= Beginning of Section =
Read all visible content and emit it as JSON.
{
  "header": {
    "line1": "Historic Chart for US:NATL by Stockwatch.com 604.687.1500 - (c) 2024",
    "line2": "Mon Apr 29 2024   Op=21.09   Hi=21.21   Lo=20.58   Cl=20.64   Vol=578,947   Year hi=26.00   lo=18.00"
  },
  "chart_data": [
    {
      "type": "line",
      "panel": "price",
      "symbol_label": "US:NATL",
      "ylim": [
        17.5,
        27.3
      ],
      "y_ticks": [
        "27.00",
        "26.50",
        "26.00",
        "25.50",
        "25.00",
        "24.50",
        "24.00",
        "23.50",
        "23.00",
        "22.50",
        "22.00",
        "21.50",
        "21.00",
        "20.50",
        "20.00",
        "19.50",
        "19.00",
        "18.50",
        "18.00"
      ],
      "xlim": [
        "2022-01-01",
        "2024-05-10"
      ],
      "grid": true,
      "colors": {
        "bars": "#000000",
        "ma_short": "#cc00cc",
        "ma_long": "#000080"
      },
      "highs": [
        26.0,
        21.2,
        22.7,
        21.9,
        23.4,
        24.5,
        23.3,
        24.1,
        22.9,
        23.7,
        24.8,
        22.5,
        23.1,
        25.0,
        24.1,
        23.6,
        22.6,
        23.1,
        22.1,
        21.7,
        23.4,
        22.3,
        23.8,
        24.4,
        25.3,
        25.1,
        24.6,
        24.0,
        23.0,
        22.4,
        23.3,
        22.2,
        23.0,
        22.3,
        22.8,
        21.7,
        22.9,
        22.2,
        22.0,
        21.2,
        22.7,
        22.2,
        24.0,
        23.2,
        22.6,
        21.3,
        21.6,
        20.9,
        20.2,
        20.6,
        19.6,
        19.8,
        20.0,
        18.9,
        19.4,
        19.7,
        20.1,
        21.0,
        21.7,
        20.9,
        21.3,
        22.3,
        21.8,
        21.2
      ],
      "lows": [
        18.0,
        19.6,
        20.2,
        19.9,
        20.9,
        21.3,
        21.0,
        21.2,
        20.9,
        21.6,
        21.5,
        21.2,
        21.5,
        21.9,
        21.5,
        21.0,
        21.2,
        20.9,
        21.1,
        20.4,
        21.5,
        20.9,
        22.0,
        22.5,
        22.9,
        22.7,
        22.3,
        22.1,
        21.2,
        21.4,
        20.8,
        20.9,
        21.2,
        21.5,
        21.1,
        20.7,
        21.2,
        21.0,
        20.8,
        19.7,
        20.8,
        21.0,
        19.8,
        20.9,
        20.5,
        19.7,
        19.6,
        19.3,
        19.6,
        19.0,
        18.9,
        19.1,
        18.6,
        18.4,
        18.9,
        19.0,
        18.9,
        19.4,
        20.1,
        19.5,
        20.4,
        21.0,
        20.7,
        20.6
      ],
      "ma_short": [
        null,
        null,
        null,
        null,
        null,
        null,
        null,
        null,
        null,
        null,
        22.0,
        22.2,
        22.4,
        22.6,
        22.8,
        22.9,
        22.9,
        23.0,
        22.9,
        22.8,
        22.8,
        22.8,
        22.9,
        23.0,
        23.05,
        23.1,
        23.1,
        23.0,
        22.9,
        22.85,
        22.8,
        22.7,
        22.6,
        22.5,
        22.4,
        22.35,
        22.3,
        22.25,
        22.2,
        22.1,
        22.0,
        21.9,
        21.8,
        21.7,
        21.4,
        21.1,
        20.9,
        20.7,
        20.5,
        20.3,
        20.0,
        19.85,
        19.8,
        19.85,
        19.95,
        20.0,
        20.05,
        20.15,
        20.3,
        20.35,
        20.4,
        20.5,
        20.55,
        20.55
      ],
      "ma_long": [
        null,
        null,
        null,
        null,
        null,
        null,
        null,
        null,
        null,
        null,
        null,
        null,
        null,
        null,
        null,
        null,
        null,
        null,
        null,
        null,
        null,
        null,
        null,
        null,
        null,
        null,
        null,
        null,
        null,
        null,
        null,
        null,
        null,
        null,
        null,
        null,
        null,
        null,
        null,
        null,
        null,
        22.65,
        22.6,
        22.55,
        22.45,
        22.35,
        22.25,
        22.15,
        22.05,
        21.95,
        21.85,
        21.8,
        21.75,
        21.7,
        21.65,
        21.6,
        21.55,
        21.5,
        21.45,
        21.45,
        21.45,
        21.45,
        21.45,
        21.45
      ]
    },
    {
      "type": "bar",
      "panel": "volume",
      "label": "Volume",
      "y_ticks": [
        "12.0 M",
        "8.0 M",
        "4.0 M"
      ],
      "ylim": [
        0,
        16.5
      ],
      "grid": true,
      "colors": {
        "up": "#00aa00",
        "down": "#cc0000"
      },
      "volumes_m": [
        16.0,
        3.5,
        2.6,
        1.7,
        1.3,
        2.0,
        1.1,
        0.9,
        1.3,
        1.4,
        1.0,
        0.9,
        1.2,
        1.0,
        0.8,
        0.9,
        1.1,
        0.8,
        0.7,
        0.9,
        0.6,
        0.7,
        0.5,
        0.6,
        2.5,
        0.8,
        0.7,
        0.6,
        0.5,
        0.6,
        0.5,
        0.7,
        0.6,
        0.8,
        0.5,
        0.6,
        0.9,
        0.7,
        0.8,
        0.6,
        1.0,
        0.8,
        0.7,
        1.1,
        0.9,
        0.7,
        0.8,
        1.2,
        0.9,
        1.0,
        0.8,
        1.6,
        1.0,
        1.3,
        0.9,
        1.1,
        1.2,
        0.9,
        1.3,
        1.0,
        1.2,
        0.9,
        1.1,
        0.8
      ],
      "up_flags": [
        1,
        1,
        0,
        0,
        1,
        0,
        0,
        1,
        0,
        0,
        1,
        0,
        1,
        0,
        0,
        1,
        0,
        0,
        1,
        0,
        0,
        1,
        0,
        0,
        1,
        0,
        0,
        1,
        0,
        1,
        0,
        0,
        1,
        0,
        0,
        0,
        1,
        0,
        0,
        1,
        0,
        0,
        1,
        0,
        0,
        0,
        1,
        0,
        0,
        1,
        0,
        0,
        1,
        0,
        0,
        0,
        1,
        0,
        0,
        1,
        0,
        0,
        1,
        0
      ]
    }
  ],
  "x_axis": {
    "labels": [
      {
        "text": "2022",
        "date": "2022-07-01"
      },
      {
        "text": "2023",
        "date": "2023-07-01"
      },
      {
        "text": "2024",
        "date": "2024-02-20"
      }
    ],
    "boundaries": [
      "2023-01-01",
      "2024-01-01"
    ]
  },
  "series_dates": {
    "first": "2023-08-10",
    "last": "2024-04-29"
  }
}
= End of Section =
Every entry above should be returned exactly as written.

--- Response for this exercise ---
Read all visible content and emit it as JSON.
{
  "header": {
    "line1": "Historic Chart for US:NATL by Stockwatch.com 604.687.1500 - (c) 2024",
    "line2": "Mon Apr 29 2024   Op=21.09   Hi=21.21   Lo=20.58   Cl=20.64   Vol=578,947   Year hi=26.00   lo=18.00"
  },
  "chart_data": [
    {
      "type": "line",
      "panel": "price",
      "symbol_label": "US:NATL",
      "ylim": [
        17.5,
        27.3
      ],
      "y_ticks": [
        "27.00",
        "26.50",
        "26.00",
        "25.50",
        "25.00",
        "24.50",
        "24.00",
        "23.50",
        "23.00",
        "22.50",
        "22.00",
        "21.50",
        "21.00",
        "20.50",
        "20.00",
        "19.50",
        "19.00",
        "18.50",
        "18.00"
      ],
      "xlim": [
        "2022-01-01",
        "2024-05-10"
      ],
      "grid": true,
      "colors": {
        "bars": "#000000",
        "ma_short": "#cc00cc",
        "ma_long": "#000080"
      },
      "highs": [
        26.0,
        21.2,
        22.7,
        21.9,
        23.4,
        24.5,
        23.3,
        24.1,
        22.9,
        23.7,
        24.8,
        22.5,
        23.1,
        25.0,
        24.1,
        23.6,
        22.6,
        23.1,
        22.1,
        21.7,
        23.4,
        22.3,
        23.8,
        24.4,
        25.3,
        25.1,
        24.6,
        24.0,
        23.0,
        22.4,
        23.3,
        22.2,
        23.0,
        22.3,
        22.8,
        21.7,
        22.9,
        22.2,
        22.0,
        21.2,
        22.7,
        22.2,
        24.0,
        23.2,
        22.6,
        21.3,
        21.6,
        20.9,
        20.2,
        20.6,
        19.6,
        19.8,
        20.0,
        18.9,
        19.4,
        19.7,
        20.1,
        21.0,
        21.7,
        20.9,
        21.3,
        22.3,
        21.8,
        21.2
      ],
      "lows": [
        18.0,
        19.6,
        20.2,
        19.9,
        20.9,
        21.3,
        21.0,
        21.2,
        20.9,
        21.6,
        21.5,
        21.2,
        21.5,
        21.9,
        21.5,
        21.0,
        21.2,
        20.9,
        21.1,
        20.4,
        21.5,
        20.9,
        22.0,
        22.5,
        22.9,
        22.7,
        22.3,
        22.1,
        21.2,
        21.4,
        20.8,
        20.9,
        21.2,
        21.5,
        21.1,
        20.7,
        21.2,
        21.0,
        20.8,
        19.7,
        20.8,
        21.0,
        19.8,
        20.9,
        20.5,
        19.7,
        19.6,
        19.3,
        19.6,
        19.0,
        18.9,
        19.1,
        18.6,
        18.4,
        18.9,
        19.0,
        18.9,
        19.4,
        20.1,
        19.5,
        20.4,
        21.0,
        20.7,
        20.6
      ],
      "ma_short": [
        null,
        null,
        null,
        null,
        null,
        null,
        null,
        null,
        null,
        null,
        22.0,
        22.2,
        22.4,
        22.6,
        22.8,
        22.9,
        22.9,
        23.0,
        22.9,
        22.8,
        22.8,
        22.8,
        22.9,
        23.0,
        23.05,
        23.1,
        23.1,
        23.0,
        22.9,
        22.85,
        22.8,
        22.7,
        22.6,
        22.5,
        22.4,
        22.35,
        22.3,
        22.25,
        22.2,
        22.1,
        22.0,
        21.9,
        21.8,
        21.7,
        21.4,
        21.1,
        20.9,
        20.7,
        20.5,
        20.3,
        20.0,
        19.85,
        19.8,
        19.85,
        19.95,
        20.0,
        20.05,
        20.15,
        20.3,
        20.35,
        20.4,
        20.5,
        20.55,
        20.55
      ],
      "ma_long": [
        null,
        null,
        null,
        null,
        null,
        null,
        null,
        null,
        null,
        null,
        null,
        null,
        null,
        null,
        null,
        null,
        null,
        null,
        null,
        null,
        null,
        null,
        null,
        null,
        null,
        null,
        null,
        null,
        null,
        null,
        null,
        null,
        null,
        null,
        null,
        null,
        null,
        null,
        null,
        null,
        null,
        22.65,
        22.6,
        22.55,
        22.45,
        22.35,
        22.25,
        22.15,
        22.05,
        21.95,
        21.85,
        21.8,
        21.75,
        21.7,
        21.65,
        21.6,
        21.55,
        21.5,
        21.45,
        21.45,
        21.45,
        21.45,
        21.45,
        21.45
      ]
    },
    {
      "type": "bar",
      "panel": "volume",
      "label": "Volume",
      "y_ticks": [
        "12.0 M",
        "8.0 M",
        "4.0 M"
      ],
      "ylim": [
        0,
        16.5
      ],
      "grid": true,
      "colors": {
        "up": "#00aa00",
        "down": "#cc0000"
      },
      "volumes_m": [
        16.0,
        3.5,
        2.6,
        1.7,
        1.3,
        2.0,
        1.1,
        0.9,
        1.3,
        1.4,
        1.0,
        0.9,
        1.2,
        1.0,
        0.8,
        0.9,
        1.1,
        0.8,
        0.7,
        0.9,
        0.6,
        0.7,
        0.5,
        0.6,
        2.5,
        0.8,
        0.7,
        0.6,
        0.5,
        0.6,
        0.5,
        0.7,
        0.6,
        0.8,
        0.5,
        0.6,
        0.9,
        0.7,
        0.8,
        0.6,
        1.0,
        0.8,
        0.7,
        1.1,
        0.9,
        0.7,
        0.8,
        1.2,
        0.9,
        1.0,
        0.8,
        1.6,
        1.0,
        1.3,
        0.9,
        1.1,
        1.2,
        0.9,
        1.3,
        1.0,
        1.2,
        0.9,
        1.1,
        0.8
      ],
      "up_flags": [
        1,
        1,
        0,
        0,
        1,
        0,
        0,
        1,
        0,
        0,
        1,
        0,
        1,
        0,
        0,
        1,
        0,
        0,
        1,
        0,
        0,
        1,
        0,
        0,
        1,
        0,
        0,
        1,
        0,
        1,
        0,
        0,
        1,
        0,
        0,
        0,
        1,
        0,
        0,
        1,
        0,
        0,
        1,
        0,
        0,
        0,
        1,
        0,
        0,
        1,
        0,
        0,
        1,
        0,
        0,
        0,
        1,
        0,
        0,
        1,
        0,
        0,
        1,
        0
      ]
    }
  ],
  "x_axis": {
    "labels": [
      {
        "text": "2022",
        "date": "2022-07-01"
      },
      {
        "text": "2023",
        "date": "2023-07-01"
      },
      {
        "text": "2024",
        "date": "2024-02-20"
      }
    ],
    "boundaries": [
      "2023-01-01",
      "2024-01-01"
    ]
  },
  "series_dates": {
    "first": "2023-08-10",
    "last": "2024-04-29"
  }
}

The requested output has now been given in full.